■ **YOUR TASK**
From the entries below, count the lines holding the word "title" and give nothing but the number.

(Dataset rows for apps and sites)
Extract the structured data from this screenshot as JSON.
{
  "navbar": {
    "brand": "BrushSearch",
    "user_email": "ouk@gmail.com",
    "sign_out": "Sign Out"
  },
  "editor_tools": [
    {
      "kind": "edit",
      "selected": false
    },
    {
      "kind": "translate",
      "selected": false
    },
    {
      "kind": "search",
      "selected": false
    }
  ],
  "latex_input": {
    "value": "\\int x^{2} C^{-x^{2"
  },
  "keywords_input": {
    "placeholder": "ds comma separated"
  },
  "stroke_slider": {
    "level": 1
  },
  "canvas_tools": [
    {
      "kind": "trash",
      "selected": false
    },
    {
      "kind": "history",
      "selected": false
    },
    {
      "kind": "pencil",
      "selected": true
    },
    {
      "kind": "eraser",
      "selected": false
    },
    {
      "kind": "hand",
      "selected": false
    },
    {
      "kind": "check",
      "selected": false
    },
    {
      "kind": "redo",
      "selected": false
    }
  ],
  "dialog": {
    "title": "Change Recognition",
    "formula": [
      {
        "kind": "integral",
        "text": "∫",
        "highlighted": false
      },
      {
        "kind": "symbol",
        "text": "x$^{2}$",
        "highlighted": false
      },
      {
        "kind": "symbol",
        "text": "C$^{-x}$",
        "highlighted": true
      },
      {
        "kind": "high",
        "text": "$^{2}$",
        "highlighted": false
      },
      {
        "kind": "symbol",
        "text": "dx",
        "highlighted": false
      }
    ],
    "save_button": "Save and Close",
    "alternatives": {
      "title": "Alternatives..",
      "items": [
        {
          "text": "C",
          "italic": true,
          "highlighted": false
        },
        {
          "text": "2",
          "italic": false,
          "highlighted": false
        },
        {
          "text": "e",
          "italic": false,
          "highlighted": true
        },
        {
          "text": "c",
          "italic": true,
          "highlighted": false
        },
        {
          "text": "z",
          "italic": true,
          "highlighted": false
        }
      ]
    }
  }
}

■ **WRITTEN RESPONSE**
2